> _PROBLEM REQUIREMENTS_: Only the lines of the data holding the string "System" need to be returned.

Data about app and page elements:
..........

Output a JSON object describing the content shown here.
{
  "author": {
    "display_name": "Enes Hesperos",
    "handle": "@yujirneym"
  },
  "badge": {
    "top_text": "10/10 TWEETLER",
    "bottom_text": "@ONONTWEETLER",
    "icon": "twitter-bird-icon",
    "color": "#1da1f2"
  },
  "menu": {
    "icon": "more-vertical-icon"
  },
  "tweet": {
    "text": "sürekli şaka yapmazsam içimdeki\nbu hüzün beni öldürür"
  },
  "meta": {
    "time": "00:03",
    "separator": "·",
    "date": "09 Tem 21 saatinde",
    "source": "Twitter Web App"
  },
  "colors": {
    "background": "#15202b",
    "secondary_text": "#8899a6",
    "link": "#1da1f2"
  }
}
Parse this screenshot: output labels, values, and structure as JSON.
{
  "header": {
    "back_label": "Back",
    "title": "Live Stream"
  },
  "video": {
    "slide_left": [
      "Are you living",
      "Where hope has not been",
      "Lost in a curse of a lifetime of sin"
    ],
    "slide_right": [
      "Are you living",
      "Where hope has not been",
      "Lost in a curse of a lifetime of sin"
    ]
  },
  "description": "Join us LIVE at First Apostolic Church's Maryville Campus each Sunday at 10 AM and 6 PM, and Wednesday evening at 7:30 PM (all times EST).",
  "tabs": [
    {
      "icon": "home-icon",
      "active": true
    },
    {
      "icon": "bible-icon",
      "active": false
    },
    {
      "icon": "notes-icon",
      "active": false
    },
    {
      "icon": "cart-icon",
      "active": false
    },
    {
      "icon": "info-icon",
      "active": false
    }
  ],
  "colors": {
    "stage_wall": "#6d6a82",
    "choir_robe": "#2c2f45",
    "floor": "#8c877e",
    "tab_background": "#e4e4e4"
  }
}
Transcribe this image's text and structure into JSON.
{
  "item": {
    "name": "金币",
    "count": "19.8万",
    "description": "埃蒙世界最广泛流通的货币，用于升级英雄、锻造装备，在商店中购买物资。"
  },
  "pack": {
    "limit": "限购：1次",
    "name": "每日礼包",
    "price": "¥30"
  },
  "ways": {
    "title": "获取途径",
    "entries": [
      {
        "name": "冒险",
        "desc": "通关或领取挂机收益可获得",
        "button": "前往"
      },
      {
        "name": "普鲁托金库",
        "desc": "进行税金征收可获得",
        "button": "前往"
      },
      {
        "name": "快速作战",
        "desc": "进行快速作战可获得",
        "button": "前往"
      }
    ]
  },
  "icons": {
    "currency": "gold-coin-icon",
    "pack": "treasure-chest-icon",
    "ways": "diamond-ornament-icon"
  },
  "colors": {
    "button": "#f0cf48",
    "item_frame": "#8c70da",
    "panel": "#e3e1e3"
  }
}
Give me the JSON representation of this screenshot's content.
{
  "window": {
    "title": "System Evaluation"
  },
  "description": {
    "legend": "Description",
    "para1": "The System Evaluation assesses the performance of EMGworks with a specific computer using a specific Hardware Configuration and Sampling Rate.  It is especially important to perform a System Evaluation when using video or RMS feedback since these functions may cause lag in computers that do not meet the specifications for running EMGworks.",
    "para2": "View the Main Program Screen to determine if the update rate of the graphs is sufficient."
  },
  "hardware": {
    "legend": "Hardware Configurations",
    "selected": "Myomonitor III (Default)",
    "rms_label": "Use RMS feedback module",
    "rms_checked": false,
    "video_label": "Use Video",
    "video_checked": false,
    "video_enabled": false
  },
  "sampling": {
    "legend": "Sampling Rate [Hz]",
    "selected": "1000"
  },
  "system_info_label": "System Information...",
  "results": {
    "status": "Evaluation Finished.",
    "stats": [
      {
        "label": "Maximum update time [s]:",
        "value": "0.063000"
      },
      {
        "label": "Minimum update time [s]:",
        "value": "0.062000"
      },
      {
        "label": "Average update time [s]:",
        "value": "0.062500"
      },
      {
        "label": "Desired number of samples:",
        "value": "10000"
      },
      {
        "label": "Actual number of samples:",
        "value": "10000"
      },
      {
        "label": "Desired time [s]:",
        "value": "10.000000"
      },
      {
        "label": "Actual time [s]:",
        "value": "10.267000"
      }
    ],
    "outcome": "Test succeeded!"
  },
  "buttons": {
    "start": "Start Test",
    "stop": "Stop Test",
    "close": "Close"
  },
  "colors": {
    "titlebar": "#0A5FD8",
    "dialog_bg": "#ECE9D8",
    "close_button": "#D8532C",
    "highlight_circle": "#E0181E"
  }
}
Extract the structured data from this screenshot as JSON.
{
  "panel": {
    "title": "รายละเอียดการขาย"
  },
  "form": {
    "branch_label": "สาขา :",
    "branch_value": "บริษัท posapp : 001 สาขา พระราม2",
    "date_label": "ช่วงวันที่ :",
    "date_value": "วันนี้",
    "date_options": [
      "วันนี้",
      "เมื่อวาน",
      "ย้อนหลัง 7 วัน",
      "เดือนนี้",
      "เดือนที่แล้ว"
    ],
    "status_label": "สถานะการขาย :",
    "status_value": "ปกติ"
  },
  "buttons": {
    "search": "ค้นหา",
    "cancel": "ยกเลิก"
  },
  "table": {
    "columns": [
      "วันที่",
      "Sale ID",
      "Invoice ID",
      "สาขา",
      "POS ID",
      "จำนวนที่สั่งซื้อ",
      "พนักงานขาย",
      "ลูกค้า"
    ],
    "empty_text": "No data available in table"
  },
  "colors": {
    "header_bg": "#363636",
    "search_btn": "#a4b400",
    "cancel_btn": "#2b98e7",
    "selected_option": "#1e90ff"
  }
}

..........

> _RESPONSE AREA_:
    "title": "System Evaluation"
    "para1": "The System Evaluation assesses the performance of EMGworks with a specific computer using a specific Hardware Configuration and Sampling Rate.  It is especially important to perform a System Evaluation when using video or RMS feedback since these functions may cause lag in computers that do not meet the specifications for running EMGworks.",
  "system_info_label": "System Information...",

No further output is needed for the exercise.